Delphine fits into it as well, doing terrible things for love. The fact that Delphine was Cosima’s monitor before she was anything else has always been a shadow over their relationship, as has her repeated willingness to betray Cosima’s trust and her explicit wishes in an attempt to save her. Now that she is on the outside, in a way, after having made the choice of going to Topside and trying to help Cosima and her sisters from the inside, she is going straight back to secretly monitoring Cosima and keeping track of her new relationship. This whole episode is about how having good intentions can still lead to terrible acts if all that matters is the ends, not the means, and Delphine in her own way is falling back into her old very problematic patterns, especially considering that she is now even more in a position of power over Cosima.
In the end, Paul has to die. His trust in the system is misled. He is far beyond redemption for what he did to Beth, and doing better by Sarah (whom he loves) and rescuing her is all that is left for him to do. He takes Virginia’s research, and maybe Virginia and Rudy, with him. The central moment takes place off-screen: Helena realizes that nothing exists in isolation, the same way Sarah did last season. Her love for her sister and her love for her unborn baby, and the need to protect both, are connected. The safety of her sister will ensure the safety of her baby, because at its core, Orphan Black is a show about sisterhood. So Helena turns back to save Sarah.

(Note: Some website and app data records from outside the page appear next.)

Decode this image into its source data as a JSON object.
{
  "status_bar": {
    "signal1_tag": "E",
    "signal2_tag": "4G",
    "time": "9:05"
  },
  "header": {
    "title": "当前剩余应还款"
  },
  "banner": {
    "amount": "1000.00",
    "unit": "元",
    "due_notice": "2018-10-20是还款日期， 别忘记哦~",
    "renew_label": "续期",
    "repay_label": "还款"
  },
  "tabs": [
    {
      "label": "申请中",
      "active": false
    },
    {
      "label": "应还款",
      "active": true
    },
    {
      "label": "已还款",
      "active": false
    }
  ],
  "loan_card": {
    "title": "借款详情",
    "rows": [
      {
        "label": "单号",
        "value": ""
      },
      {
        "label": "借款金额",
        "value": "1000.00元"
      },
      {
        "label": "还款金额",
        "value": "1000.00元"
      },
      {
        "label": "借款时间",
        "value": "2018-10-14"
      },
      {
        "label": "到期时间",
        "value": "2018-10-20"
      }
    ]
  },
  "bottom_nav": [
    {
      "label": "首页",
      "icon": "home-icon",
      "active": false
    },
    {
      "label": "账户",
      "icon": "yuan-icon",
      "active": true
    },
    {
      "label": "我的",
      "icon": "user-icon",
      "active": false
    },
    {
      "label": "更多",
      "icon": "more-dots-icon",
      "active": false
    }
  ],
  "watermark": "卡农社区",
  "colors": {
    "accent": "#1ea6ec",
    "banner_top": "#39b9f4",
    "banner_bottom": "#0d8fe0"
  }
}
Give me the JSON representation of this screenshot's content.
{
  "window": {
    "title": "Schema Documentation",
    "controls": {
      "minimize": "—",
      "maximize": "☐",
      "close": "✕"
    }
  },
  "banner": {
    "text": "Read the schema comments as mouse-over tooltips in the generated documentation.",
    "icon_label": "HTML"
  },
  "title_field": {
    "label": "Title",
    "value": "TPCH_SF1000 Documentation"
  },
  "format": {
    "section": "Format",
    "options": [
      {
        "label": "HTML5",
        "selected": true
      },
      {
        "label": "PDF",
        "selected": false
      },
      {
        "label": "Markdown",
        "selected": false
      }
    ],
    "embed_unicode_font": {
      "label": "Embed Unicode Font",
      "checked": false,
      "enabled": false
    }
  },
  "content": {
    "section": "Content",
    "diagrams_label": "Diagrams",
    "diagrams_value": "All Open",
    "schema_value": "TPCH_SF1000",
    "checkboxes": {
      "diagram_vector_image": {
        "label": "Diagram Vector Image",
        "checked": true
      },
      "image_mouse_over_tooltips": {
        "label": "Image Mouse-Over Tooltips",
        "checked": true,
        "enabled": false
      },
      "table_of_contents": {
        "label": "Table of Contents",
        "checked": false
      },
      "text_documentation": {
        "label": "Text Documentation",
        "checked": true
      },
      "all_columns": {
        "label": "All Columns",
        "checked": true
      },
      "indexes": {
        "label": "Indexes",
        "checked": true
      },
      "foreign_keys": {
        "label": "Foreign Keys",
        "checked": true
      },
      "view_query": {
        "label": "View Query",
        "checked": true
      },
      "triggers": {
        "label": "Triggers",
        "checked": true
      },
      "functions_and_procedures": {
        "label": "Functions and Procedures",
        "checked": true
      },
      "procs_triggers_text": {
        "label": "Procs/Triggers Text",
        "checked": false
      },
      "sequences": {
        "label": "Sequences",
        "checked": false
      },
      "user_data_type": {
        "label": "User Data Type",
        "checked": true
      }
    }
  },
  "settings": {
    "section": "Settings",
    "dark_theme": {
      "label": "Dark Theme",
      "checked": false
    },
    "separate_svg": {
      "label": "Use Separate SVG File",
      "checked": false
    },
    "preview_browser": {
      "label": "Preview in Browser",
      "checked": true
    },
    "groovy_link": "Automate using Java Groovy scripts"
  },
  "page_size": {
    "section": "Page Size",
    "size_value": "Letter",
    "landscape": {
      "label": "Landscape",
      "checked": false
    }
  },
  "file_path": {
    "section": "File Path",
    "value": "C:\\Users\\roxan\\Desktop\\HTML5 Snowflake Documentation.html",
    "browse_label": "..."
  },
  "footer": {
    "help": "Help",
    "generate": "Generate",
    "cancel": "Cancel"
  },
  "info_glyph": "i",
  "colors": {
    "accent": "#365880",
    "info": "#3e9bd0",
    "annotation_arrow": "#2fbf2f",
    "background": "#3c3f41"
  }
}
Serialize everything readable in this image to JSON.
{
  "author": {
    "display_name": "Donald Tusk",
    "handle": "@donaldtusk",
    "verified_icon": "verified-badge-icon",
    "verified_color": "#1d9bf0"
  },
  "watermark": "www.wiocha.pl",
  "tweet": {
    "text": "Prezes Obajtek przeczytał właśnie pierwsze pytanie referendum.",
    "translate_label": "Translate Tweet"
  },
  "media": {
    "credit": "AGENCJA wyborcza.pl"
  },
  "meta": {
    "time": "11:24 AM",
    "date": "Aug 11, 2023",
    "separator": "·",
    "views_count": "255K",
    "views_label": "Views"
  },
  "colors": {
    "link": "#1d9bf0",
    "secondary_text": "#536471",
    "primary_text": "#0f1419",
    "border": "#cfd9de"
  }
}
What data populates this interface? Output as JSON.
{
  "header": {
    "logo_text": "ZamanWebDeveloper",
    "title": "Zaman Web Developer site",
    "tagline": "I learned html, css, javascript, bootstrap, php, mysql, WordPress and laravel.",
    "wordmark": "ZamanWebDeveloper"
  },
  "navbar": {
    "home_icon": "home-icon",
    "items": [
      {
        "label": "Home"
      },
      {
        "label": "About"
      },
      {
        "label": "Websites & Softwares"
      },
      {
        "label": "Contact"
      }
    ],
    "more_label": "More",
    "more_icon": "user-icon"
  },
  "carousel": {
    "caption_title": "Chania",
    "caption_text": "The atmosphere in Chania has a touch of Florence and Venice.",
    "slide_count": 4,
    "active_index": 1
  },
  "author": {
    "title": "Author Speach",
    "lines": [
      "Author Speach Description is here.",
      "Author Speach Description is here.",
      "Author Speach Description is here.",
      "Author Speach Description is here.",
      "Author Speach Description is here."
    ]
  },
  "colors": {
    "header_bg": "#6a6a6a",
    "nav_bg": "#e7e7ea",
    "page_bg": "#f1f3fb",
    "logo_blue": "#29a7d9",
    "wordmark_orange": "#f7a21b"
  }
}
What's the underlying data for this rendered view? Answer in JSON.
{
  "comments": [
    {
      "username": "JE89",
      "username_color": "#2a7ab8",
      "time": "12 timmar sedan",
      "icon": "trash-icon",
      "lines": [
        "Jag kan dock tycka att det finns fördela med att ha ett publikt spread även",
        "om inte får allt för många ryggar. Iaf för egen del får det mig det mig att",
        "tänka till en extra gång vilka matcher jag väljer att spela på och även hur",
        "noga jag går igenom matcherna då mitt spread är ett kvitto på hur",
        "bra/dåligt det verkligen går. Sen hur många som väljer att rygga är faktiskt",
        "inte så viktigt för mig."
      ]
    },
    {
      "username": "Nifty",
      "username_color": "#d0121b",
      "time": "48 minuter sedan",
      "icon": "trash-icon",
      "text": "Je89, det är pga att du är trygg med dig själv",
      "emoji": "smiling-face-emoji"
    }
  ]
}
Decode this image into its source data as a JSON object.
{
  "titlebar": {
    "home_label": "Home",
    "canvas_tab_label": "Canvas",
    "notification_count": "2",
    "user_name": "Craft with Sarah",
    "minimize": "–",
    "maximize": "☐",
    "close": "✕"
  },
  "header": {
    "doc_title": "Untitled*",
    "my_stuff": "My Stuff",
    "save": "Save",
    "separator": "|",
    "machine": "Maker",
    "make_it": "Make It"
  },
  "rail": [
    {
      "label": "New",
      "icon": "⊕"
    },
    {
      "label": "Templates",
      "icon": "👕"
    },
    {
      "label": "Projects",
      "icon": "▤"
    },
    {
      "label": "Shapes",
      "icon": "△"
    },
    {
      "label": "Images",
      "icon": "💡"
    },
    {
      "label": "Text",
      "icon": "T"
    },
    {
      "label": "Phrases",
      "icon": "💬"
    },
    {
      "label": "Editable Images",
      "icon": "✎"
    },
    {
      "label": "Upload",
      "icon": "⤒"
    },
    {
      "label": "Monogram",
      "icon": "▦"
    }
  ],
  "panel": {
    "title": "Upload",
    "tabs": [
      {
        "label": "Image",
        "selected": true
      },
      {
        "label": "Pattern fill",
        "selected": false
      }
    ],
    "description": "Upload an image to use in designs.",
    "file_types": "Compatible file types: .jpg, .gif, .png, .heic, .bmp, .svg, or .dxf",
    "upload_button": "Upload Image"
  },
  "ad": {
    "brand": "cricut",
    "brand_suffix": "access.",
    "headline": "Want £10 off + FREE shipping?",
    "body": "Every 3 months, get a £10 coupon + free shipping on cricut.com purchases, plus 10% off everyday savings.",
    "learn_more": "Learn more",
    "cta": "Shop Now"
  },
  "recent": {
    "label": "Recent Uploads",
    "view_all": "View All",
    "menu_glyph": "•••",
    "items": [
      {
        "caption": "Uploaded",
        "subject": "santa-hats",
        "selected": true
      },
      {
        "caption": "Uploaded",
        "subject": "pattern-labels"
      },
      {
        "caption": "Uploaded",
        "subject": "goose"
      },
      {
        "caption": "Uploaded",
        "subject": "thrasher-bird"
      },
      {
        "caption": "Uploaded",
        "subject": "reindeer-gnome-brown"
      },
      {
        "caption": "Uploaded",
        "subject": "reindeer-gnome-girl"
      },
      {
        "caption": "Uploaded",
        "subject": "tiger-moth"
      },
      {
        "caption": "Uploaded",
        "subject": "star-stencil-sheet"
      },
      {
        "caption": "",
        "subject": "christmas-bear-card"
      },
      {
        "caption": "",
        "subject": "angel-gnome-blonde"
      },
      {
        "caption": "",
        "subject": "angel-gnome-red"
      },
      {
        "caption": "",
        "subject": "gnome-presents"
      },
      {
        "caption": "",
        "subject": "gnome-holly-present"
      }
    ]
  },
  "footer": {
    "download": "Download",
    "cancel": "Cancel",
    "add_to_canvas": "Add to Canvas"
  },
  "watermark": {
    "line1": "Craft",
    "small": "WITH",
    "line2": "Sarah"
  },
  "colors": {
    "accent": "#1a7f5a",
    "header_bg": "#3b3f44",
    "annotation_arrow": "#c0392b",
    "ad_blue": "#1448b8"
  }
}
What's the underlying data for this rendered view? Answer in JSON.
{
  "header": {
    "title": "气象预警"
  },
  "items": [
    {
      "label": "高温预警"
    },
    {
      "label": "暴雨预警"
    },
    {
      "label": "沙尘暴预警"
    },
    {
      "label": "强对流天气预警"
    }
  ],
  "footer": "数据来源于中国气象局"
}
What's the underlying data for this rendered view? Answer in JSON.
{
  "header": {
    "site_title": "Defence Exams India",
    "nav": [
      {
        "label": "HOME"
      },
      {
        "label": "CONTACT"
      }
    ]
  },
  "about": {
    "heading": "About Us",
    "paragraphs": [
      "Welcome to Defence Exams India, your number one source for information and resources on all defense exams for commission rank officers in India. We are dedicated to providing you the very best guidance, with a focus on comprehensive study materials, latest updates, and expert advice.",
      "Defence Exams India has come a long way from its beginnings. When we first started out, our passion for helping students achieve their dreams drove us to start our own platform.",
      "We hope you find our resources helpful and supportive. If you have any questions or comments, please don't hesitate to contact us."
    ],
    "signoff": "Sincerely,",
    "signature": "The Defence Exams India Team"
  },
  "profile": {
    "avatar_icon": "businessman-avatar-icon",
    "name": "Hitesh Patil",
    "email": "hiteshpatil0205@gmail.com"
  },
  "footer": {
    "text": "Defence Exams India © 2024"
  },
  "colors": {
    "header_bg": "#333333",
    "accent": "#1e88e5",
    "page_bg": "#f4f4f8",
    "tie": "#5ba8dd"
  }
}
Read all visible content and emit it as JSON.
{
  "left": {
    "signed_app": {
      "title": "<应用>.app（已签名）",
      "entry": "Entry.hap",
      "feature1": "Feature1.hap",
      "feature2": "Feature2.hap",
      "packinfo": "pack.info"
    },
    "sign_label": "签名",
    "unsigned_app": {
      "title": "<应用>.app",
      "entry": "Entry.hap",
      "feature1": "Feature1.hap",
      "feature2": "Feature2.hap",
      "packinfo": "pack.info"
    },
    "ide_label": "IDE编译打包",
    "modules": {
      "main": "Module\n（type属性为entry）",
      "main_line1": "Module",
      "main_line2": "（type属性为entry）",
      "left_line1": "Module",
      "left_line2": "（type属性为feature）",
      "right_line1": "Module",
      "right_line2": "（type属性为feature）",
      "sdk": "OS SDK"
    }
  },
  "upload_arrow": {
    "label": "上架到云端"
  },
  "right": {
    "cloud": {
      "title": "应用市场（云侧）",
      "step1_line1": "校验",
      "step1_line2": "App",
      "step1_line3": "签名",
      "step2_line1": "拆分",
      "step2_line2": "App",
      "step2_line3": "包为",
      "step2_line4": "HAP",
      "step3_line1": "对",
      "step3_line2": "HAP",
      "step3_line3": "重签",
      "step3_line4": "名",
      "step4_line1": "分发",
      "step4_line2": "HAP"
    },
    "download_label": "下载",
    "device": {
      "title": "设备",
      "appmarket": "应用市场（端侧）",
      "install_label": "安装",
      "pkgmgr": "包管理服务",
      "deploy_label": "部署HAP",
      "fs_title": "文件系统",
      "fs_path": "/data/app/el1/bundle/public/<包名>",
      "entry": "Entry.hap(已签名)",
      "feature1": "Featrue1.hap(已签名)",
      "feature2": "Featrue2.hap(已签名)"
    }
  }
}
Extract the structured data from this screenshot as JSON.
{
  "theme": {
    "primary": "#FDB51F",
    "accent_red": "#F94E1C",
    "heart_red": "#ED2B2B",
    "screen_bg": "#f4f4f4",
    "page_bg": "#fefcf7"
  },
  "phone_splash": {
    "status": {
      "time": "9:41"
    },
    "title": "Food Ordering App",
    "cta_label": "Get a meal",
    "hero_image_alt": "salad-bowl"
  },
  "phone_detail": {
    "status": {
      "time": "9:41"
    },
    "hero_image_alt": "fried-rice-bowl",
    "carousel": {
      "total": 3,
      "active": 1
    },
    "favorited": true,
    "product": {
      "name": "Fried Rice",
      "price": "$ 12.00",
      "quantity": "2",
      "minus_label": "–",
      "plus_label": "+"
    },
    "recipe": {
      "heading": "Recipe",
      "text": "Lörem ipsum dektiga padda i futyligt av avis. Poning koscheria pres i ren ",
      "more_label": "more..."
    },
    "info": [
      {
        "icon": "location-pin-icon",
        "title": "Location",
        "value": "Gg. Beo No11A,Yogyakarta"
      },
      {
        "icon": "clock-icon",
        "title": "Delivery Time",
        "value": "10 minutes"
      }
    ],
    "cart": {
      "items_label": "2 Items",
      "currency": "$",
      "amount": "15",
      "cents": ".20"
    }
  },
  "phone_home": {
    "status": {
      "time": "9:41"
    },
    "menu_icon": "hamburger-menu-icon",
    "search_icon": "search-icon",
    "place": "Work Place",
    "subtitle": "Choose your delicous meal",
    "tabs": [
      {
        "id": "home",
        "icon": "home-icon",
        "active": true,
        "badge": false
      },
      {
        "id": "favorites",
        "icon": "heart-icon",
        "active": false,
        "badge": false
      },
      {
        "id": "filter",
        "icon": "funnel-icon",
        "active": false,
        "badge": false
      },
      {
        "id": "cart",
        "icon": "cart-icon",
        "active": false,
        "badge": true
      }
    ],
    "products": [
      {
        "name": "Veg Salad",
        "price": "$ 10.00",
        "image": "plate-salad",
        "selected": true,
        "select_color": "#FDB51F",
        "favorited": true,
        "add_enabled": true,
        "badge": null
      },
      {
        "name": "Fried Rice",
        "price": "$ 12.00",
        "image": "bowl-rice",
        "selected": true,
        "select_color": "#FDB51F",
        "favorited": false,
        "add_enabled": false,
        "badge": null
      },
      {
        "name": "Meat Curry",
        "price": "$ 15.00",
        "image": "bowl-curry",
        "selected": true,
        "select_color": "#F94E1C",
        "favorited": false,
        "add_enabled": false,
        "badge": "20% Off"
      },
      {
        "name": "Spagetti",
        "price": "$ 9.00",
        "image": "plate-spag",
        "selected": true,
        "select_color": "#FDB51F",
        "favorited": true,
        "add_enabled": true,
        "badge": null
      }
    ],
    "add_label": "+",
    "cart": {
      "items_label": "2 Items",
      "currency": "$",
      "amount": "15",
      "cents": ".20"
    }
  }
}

Gorgeous opening scene: Sarah chasing Kira, never quite catching up with her. Always that elusive childhood.
This show, sometimes: All the ways Sarah’s “I didn’t know you Beth, when I took your life.” is beautiful and terrible.
Felix: Scott, my sister is missing. And I am really, really desperate. Now nut up, and lead me to the cyclops.
I am very much wondering where the show is going with Delphine. She seems more in control, but it’s also against her nature to be this hard - it’s necessary for her new role, but I wonder about the cost. She is also a complete human disaster.
Grace: I was supposed to have children. It was expected of me.
Grace asks Cosima if it makes her monster that she is relieved that she can now no longer perform that biological duty that was expected of her.
Willingly or not (and I would say knowingly, as it does sound like Ethan to plant the key to his research subtly in his daughter’s head), Rachel may know the key to decoding what is in The Island of Dr Moreau. She doesn’t seem to know much about Castor though.
Paul says that it all started with trying to cure six soldiers – that would be the soldier that Helena killed, Mark, Seth, Rudy and the Corporal, leaving one that either died first or is still alive and unseen (also, everyone else but Mark – and perhaps Rudy, if the explosion didn’t kill him – is now dead).